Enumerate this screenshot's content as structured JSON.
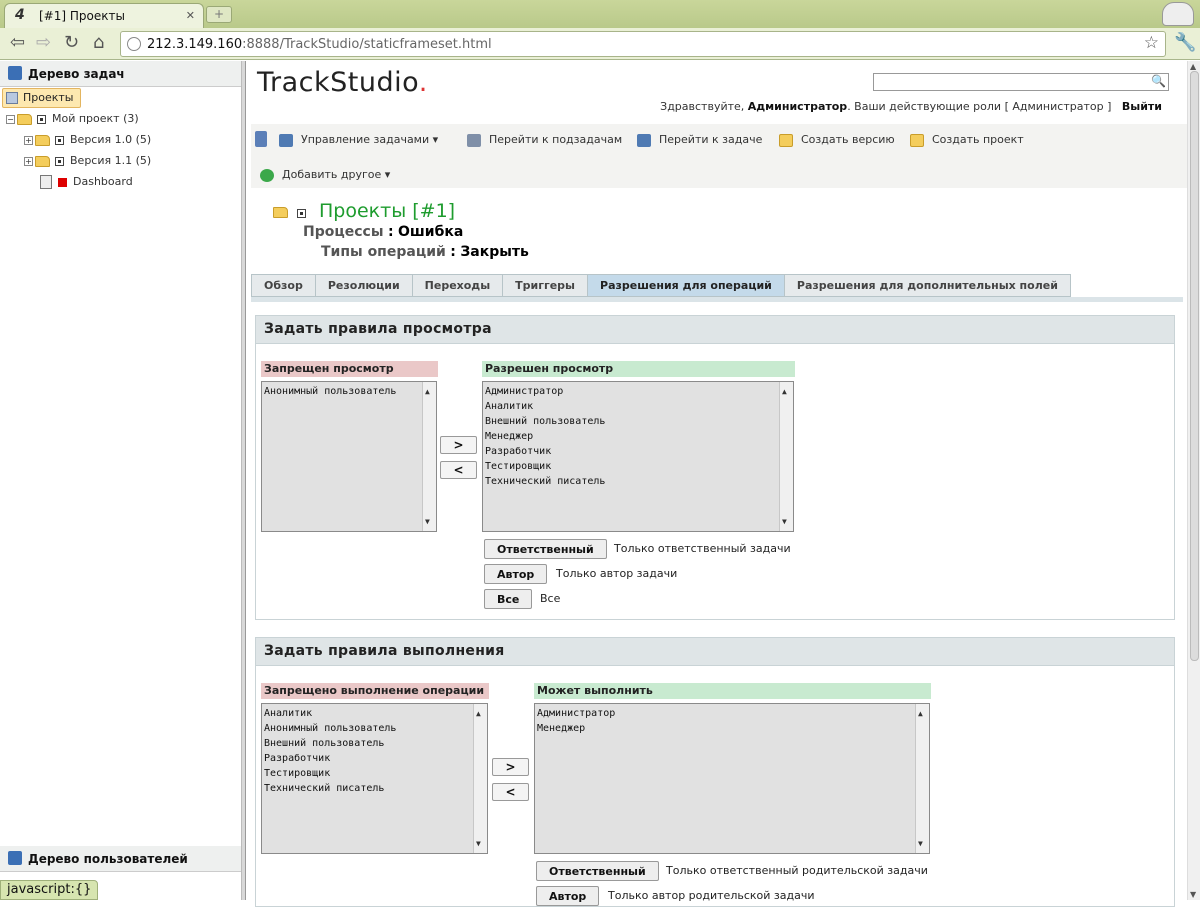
{
  "browser": {
    "tab_title": "[#1] Проекты",
    "tab_favicon": "4",
    "url_host": "212.3.149.160",
    "url_rest": ":8888/TrackStudio/staticframeset.html"
  },
  "left": {
    "task_tree_title": "Дерево задач",
    "root": "Проекты",
    "nodes": [
      "Мой проект (3)",
      "Версия 1.0 (5)",
      "Версия 1.1 (5)",
      "Dashboard"
    ],
    "user_tree_title": "Дерево пользователей",
    "status": "javascript:{}"
  },
  "header": {
    "logo": "TrackStudio",
    "logo_dot": ".",
    "greeting_prefix": "Здравствуйте,",
    "user": "Администратор",
    "roles_text": ". Ваши действующие роли  [ Администратор ]",
    "logout": "Выйти"
  },
  "actions": {
    "manage": "Управление задачами",
    "subtasks": "Перейти к подзадачам",
    "goto_task": "Перейти к задаче",
    "create_version": "Создать версию",
    "create_project": "Создать проект",
    "add_other": "Добавить другое"
  },
  "breadcrumb": {
    "title": "Проекты  [#1]",
    "process_key": "Процессы",
    "process_val": "Ошибка",
    "optype_key": "Типы операций",
    "optype_val": "Закрыть",
    "sep": ":"
  },
  "tabs": [
    "Обзор",
    "Резолюции",
    "Переходы",
    "Триггеры",
    "Разрешения для операций",
    "Разрешения для дополнительных полей"
  ],
  "view_section": {
    "title": "Задать правила просмотра",
    "denied_label": "Запрещен просмотр",
    "denied_items": [
      "Анонимный пользователь"
    ],
    "allowed_label": "Разрешен просмотр",
    "allowed_items": [
      "Администратор",
      "Аналитик",
      "Внешний пользователь",
      "Менеджер",
      "Разработчик",
      "Тестировщик",
      "Технический писатель"
    ],
    "move_right": ">",
    "move_left": "<",
    "btn_resp": "Ответственный",
    "desc_resp": "Только ответственный задачи",
    "btn_author": "Автор",
    "desc_author": "Только автор задачи",
    "btn_all": "Все",
    "desc_all": "Все"
  },
  "exec_section": {
    "title": "Задать правила выполнения",
    "denied_label": "Запрещено выполнение операции",
    "denied_items": [
      "Аналитик",
      "Анонимный пользователь",
      "Внешний пользователь",
      "Разработчик",
      "Тестировщик",
      "Технический писатель"
    ],
    "allowed_label": "Может выполнить",
    "allowed_items": [
      "Администратор",
      "Менеджер"
    ],
    "move_right": ">",
    "move_left": "<",
    "btn_resp": "Ответственный",
    "desc_resp": "Только ответственный родительской задачи",
    "btn_author": "Автор",
    "desc_author": "Только автор родительской задачи"
  },
  "colors": {
    "accent_green": "#1e9c2e",
    "denied_bg": "#eac8c8",
    "allowed_bg": "#c8ead0",
    "active_tab": "#c4daea"
  }
}
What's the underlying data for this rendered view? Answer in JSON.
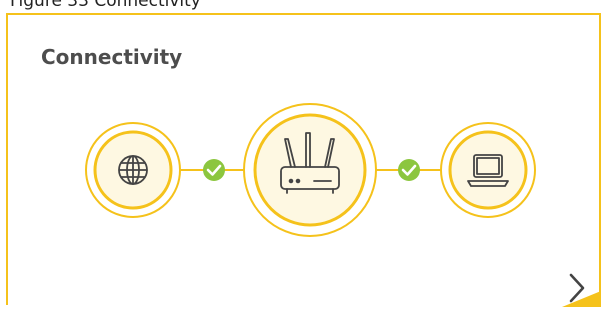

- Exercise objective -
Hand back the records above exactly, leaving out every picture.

- Your response -
Enumerate this screenshot's content as structured JSON.
{
  "browser": {
    "tab_title": "[#1] Проекты",
    "tab_favicon": "4",
    "url_host": "212.3.149.160",
    "url_rest": ":8888/TrackStudio/staticframeset.html"
  },
  "left": {
    "task_tree_title": "Дерево задач",
    "root": "Проекты",
    "nodes": [
      "Мой проект (3)",
      "Версия 1.0 (5)",
      "Версия 1.1 (5)",
      "Dashboard"
    ],
    "user_tree_title": "Дерево пользователей",
    "status": "javascript:{}"
  },
  "header": {
    "logo": "TrackStudio",
    "logo_dot": ".",
    "greeting_prefix": "Здравствуйте,",
    "user": "Администратор",
    "roles_text": ". Ваши действующие роли  [ Администратор ]",
    "logout": "Выйти"
  },
  "actions": {
    "manage": "Управление задачами",
    "subtasks": "Перейти к подзадачам",
    "goto_task": "Перейти к задаче",
    "create_version": "Создать версию",
    "create_project": "Создать проект",
    "add_other": "Добавить другое"
  },
  "breadcrumb": {
    "title": "Проекты  [#1]",
    "process_key": "Процессы",
    "process_val": "Ошибка",
    "optype_key": "Типы операций",
    "optype_val": "Закрыть",
    "sep": ":"
  },
  "tabs": [
    "Обзор",
    "Резолюции",
    "Переходы",
    "Триггеры",
    "Разрешения для операций",
    "Разрешения для дополнительных полей"
  ],
  "view_section": {
    "title": "Задать правила просмотра",
    "denied_label": "Запрещен просмотр",
    "denied_items": [
      "Анонимный пользователь"
    ],
    "allowed_label": "Разрешен просмотр",
    "allowed_items": [
      "Администратор",
      "Аналитик",
      "Внешний пользователь",
      "Менеджер",
      "Разработчик",
      "Тестировщик",
      "Технический писатель"
    ],
    "move_right": ">",
    "move_left": "<",
    "btn_resp": "Ответственный",
    "desc_resp": "Только ответственный задачи",
    "btn_author": "Автор",
    "desc_author": "Только автор задачи",
    "btn_all": "Все",
    "desc_all": "Все"
  },
  "exec_section": {
    "title": "Задать правила выполнения",
    "denied_label": "Запрещено выполнение операции",
    "denied_items": [
      "Аналитик",
      "Анонимный пользователь",
      "Внешний пользователь",
      "Разработчик",
      "Тестировщик",
      "Технический писатель"
    ],
    "allowed_label": "Может выполнить",
    "allowed_items": [
      "Администратор",
      "Менеджер"
    ],
    "move_right": ">",
    "move_left": "<",
    "btn_resp": "Ответственный",
    "desc_resp": "Только ответственный родительской задачи",
    "btn_author": "Автор",
    "desc_author": "Только автор родительской задачи"
  },
  "colors": {
    "accent_green": "#1e9c2e",
    "denied_bg": "#eac8c8",
    "allowed_bg": "#c8ead0",
    "active_tab": "#c4daea"
  }
}
What's the underlying data for this rendered view? Answer in JSON.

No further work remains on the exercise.